Land trust considers buying pristine Agate Passage site
BAINBRIDGE ISLAND — The Bainbridge Island Land Trust is pursuing an Agate Passage property for all the things the property doesn't have.
There are no houses on the 12-acre waterfront site, comprised of two parcels of land west of Highway 305. There are no sea walls, decks or docks either.
The property represents a rare swath of near-pristine coastline, said Land Trust Executive Director Asha Rehnberg. More than 80 percent of Bainbridge's 53 miles of shoreline are armored with bulkheads or other structures.

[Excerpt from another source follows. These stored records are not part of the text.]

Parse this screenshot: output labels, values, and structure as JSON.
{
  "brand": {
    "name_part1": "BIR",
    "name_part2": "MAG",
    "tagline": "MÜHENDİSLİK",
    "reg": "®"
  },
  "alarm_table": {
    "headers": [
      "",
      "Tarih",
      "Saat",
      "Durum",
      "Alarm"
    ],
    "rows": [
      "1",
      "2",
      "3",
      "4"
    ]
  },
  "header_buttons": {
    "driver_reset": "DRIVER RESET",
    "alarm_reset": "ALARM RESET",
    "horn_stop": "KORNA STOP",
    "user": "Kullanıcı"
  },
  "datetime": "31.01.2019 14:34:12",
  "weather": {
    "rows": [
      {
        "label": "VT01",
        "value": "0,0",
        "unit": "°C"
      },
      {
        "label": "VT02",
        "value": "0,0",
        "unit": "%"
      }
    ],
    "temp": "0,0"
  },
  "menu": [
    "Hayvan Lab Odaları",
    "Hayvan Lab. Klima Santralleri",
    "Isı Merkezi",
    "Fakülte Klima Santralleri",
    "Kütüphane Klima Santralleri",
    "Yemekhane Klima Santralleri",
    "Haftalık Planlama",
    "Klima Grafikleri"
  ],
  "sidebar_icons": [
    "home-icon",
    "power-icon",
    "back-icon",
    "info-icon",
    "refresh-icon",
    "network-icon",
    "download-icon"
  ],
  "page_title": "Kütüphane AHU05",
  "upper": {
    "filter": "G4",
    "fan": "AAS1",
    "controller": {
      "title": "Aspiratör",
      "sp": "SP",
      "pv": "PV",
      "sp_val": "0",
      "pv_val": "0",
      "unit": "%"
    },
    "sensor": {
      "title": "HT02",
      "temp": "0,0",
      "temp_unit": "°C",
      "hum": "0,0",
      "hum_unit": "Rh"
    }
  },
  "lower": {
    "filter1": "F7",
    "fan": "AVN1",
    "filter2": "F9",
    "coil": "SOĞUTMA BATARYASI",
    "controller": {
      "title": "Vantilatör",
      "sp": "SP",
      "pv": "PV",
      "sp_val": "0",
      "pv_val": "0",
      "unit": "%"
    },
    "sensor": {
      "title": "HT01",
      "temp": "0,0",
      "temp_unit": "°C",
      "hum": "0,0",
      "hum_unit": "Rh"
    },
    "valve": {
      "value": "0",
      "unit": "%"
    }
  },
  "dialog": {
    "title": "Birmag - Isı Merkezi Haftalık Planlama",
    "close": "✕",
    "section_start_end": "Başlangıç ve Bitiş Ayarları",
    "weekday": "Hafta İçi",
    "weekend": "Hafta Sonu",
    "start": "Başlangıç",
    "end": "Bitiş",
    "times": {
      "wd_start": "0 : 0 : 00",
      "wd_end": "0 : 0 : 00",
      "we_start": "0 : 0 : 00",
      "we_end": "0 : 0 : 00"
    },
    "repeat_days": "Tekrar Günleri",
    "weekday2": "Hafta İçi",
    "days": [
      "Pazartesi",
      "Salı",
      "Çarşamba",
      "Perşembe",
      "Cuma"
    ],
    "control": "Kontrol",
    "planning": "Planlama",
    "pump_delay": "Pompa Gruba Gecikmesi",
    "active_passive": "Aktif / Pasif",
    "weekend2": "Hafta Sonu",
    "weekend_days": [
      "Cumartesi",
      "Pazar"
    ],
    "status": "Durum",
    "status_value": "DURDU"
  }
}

"It's critical for us to do as much as we can to protect the undeveloped shoreline," Rehnberg said. "We decided these two parcels are absolutely on the top of the list as far as their importance."
After three years of discussion, the owners of the property have offered to sell the parcels to the Land Trust at a discount from market value. The Land Trust must decide by early December whether to exercise the option to buy the properties.
The two parcels will cost about $1 million, and the Land Trust will need to make an initial payment of about $250,000 if it decides to buy the property. The group is already gathering private donations and has applied for grants from several agencies, including the Washington Wildlife and Recreation Program, Puget Sound Partnership and the Estuary and Salmon Restoration Program.
The Wildlife and Recreation Program placed a $275,000 request from the Land Trust on its priority list for 2013. The funding must be approved by the Legislature.
The Land Trust is still determining how it will steward the property if it closes the deal. Habitat preservation will be the top priority, but there might be an opportunity for some gentle recreational use, said Stewardship Director Brenda Padgham. The property could become a stop for kayakers and hikers, and a picnic destination for families, she said.
The Land Trust will discuss those possibilities with neighbors and granting agencies before deciding what makes sense. In any case, the property won't become an active park, Padgham said.
"It's a preserve type of property," she said.
The waterfront felt preserve-like on a visit last week. A trail leads from the highway through a dense woodland to a cleared meadow above the water. A set of stairs descends a sand bank to a gravelly stretch of shoreline. Maples, firs and madronas lean over the beach, and a seasonal stream can be heard trickling onto the rocks. A heron was perched on a fallen tree, apparently enjoying a break between rain squalls.
Padgham said the shoreline shows all the signs of a healthy riparian ecosystem. The sand bank is eroding naturally, feeding sediment onto the beach. The overhanging vegetation produces swarms of insects for transiting salmon to feed on. Eelgrass beds offshore provide nursery habitat and feeding areas for sea life.
"It's important for forage fish, it's important for sea birds, it's important for diving ducks," Padgham said of the riparian area.
The property includes 550 feet of linear shoreline. Its boundaries extend to the extreme low tide line, encompassing 4.3 acres of tideland. Padgham said the land was noted on several recent shoreline assessments for its rich blend of habitat features and lack of development.
"It's been a property that's gotten a lot of attention from a scientific community perspective," she said.
It doesn't take a degree in biology to appreciate the waterfront. The upland meadows offer views of the Agate Passage, the Olympic Mountains and Port Orchard strait. The shoreline is alive with kingfishers, diving ducks and seals. Padgham said the property has a strong aesthetic appeal as well as ecological value.
"I think it speaks to some people," she said.
For information on Bainbridge Island Land Trust, go to www.bi-landtrust.org.